This week’s cover artist captures the childlike exuberance of flying through the air on a swing. Like the month of May, there’s a sense of joy and optimism in Marla Mencher’s impressionistic palette. Living and working in East Northport, Mencher recently included this particular painting in the Art League of Long Island exhibition Motion in Art & Art in Motion, which took place at the Jeanie Tengelsen Gallery in Dix Hills. Her voice matching the cheerfulness of the painting, Mencher talks about her art.
What is the title of this work?
“The Girl on the Swing.” It’s my friend’s daughter. He had taken that picture of her and I came across it a few weeks ago and thought it would be perfect for an entry for the motion exhibition. I had just gotten over some retina surgery, so this would be a great challenge. I have painted my whole life—I do a lot of portraits. The picture that he had taken was at dusk, so her face looked completely different. I kept changing it, giving it motion in the brushstrokes.In the photo, you could hardly see the face, so I made it more realistic—I wanted to give it that exhilarating feeling of being a kid, flying backward on the swing. Now I’m doing another one for a figure show, this one is of my son. Since I do a lot of portraiture, I’m entering it for the upcoming East End Arts show in Riverhead.
This is your first cover for Dan’s Papers.
Yes, it’s very exciting. It’s also my first painting being published. I’ve been in a number of shows, but this would be the first time in a publication. I’ve known Dan’s Papers for a long time because we always see it when we visit our friends in Montauk.
What medium did you use for this painting?
I used oil for this one. I do a lot of pastels, so my style is similar in both. The background has that feeling of motion, a blurred effect. I combined impressionism with the realism of the girl. I work in a lot of media—acrylics, oils—I also do drawings.
How did you get your start in painting?
I started painting when I was a child, and was fortunate that my parents were very encouraging. I went on to pursue art in college in Albany, and went on to graduate school at C.W. Post. I was doing art and then got into the jewelry business. I’m also a goldsmith and silversmith, so I do a lot of designing and sketching ideas for clients. I also teach jewelry making and art at the Art League and for high schools.
What do you encourage your students to pursue?
I encourage them to try their best. I always point out the good things, and get excited about their work. I try to have them be their own person—just because it doesn’t look like someone else’s, doesn’t mean it’s not good. Positive feedback is very important. It may not be a great piece of art, but whatever I see that is good, that’s the thing I bring out. And then I’ll tell them, “You have to do this, this and this,” to make it better.

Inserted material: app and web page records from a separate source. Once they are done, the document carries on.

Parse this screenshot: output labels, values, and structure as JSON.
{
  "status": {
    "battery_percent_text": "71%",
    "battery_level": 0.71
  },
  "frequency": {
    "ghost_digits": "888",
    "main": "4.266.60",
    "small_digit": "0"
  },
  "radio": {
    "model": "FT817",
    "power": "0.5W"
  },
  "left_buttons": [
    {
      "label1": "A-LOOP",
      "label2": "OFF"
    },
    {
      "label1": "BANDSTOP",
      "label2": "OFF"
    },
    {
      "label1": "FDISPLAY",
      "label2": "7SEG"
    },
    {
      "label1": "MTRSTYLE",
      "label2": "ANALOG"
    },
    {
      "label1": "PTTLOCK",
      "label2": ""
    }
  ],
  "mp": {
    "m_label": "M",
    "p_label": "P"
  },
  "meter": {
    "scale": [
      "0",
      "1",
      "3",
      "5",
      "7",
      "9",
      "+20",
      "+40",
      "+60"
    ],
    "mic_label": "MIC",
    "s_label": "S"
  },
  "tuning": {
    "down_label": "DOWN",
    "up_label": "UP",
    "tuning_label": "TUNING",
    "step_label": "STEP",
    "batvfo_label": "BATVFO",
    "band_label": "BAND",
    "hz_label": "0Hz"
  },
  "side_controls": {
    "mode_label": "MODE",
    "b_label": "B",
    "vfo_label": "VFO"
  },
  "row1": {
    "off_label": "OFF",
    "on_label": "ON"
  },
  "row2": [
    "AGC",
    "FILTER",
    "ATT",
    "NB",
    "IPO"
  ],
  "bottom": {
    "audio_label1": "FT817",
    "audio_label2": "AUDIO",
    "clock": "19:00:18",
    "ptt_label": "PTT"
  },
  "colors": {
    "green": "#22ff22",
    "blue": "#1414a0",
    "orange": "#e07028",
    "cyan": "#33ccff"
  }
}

They’re growing and really learning.
Marla Mencher does portraits of both people and animals, in drawings, paintings and in jewelry. To contact her, send an email to firstname.lastname@example.org.